Wit h t he passing of t he Digit al Asset Business Act 2018, Bermuda creat ed one of t he worl d's first digit al asset business (DAB) regimes.

The BMA currentl y offers t hree t ypes of DAB l icences t hat enabl e ent it ies to conduct act ivit ies from wit hin Bermuda t hat fall under the Digit al Asset Business Act 2018 (l ist ed bel ow): t he Test "T" Licence, for t hose seeking t o test t heir proof of concept; t he Modified "M" Licence for t hose seeking t o expand operat ions for a l imit ed period and the Full "F" Licence for companies seeking t o provide any or all of t he fol l owing DAB act ivit ies:

  • Issuing, sell ing or redeeming virt ual coins, t okens or any ot her form of digit al asset ;
  • Operat ing as a payment service provider business ut il ising digit al asset s which incl udes t he provision of services for the t ransfer of funds;
  • Operat ing as a digit al asset exchange
  • Operat ing as a digit al asset t rust services
  • Providing cust odial wall et services
  • Operat ing as a digit al asset derivat ive exchange provider
  • Operat ing as a digit al asset services vendor

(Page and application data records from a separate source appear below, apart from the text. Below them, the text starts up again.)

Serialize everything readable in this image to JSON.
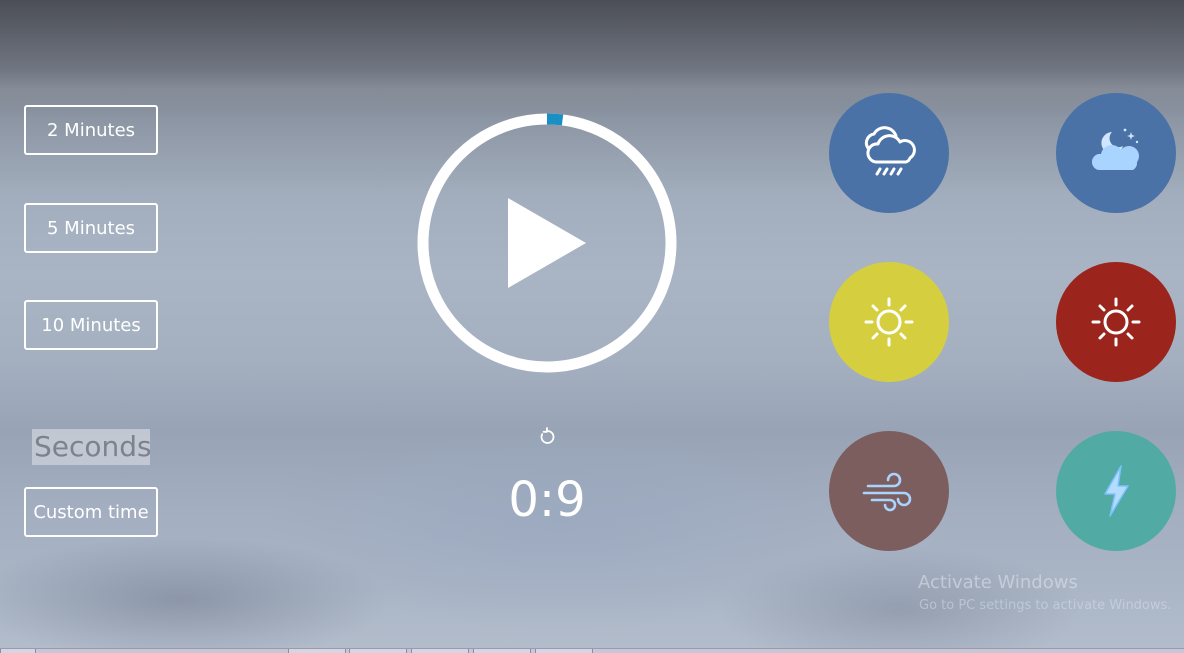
{
  "presets": {
    "two_min": "2 Minutes",
    "five_min": "5 Minutes",
    "ten_min": "10 Minutes"
  },
  "custom": {
    "seconds_value": "Seconds",
    "button_label": "Custom time"
  },
  "timer": {
    "display": "0:9",
    "progress": 0.02,
    "ring_color": "#ffffff",
    "progress_color": "#1a8fc4"
  },
  "sounds": [
    {
      "icon": "rain-cloud-icon",
      "color": "#4a72a6"
    },
    {
      "icon": "night-cloud-icon",
      "color": "#4a72a6"
    },
    {
      "icon": "sun-icon",
      "color": "#d5cf3f"
    },
    {
      "icon": "sun-icon",
      "color": "#9b241d"
    },
    {
      "icon": "wind-icon",
      "color": "#7d5e5e"
    },
    {
      "icon": "lightning-icon",
      "color": "#52aaa5"
    }
  ],
  "watermark": {
    "title": "Activate Windows",
    "subtitle": "Go to PC settings to activate Windows."
  }
}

Bermuda has comprehensive l egisl ation prot ect ing all aspects of int ell ectual propert y ("IP"). Bermuda I P l aws l argel y derive from their UK equival ent s and cont inue to evol ve t o meet t he needs of t echnol ogical devel opments and t rends.

If an e-business is incorporat ed in Bermuda, it may regist er it s domain name on t he ".bm" domain. The ".bm" domain is onl y avail abl e t o companies incorporat ed in Bermuda. Regist ering and using a .bm domain name may al so be advant ageous t o an e-business for ot her reasons. The European Union ECommerce Direct ive defines t he pl ace of est abl ishment as the pl ace where an operat or act uall y pursues an economic act ivit y t hrough a fixed est abl ishment , irrespect ive of where websit es or servers are sit uat ed or where t he operat or may have a mail box. It may be advisabl e for an e-business wishing t o est abl ish it sel f in Bermuda t o, among ot her t hings, incorporat e a l imit ed l iabil it y company and regist er a .bm domain name so as many st eps as possibl e are t aken t o demonstrat e t hat it is est abl ished and domicil ed in Bermuda.

The Domain Administ rat ion for t he .bm Count ry Code Top Level Domain is provided by t he Bermuda NI C Regist ry operat ed by t he Regist ry General . For more informat ion on the .bm domain pl ease consult www.bermudanic.bm.

Bermuda operat es it s own independent t rade mark and pat ent registries. More informat ion on t he regist rat ion process can be obt ained from Conyers' publ icat ion "I nt ell ect ual Property and Trade Mark Prot ect ion in Bermuda". Qual ifying copyrights are prot ect ed by st atut e from t he t ime of creat ion. Regist rat ion of copyright in Bermuda is not necessary or even possibl e.

The rel ief avail abl e in Bermuda for I ntell ect ual Propert y infringement is ext ensive. It incl udes emergency and permanent injunct ions, Ant on Pill er orders where t he dest ruct ion of evidence by t he defendant is l ikel y, del ivery up and/or dest ruct ion of infringing art icl es, and full discovery upon oat h and damages, which coul d eit her be by way of an enquiry or an account of profit s. Taxed cost s oft he proceedings will usuall y be awarded t o t he winning part y.


The worl d of e-commerce changes quickl y. Bermuda as a jurisdict ion is part icul arl y adapt ive t o change, making it well suit ed t o add e-commerce t o it s areas of expert ise. A sensibl e regul at ory environment , t oget her with an abundance of qual it y service providers, makes Bermuda a prime jurisdict ion for t he est abl ishment of e-commerce business. Bermuda has been on t he cutt ing edge of e-commerce l egisl at ion from t he indust ry's beginnings and promises t o remain t here by maint aining a fl exibl e approach t o new t echnol ogical advancement s.

The content of this article is intended to provide a general guide to the subject matter. Specialist advice should be sought about your specific circumstances.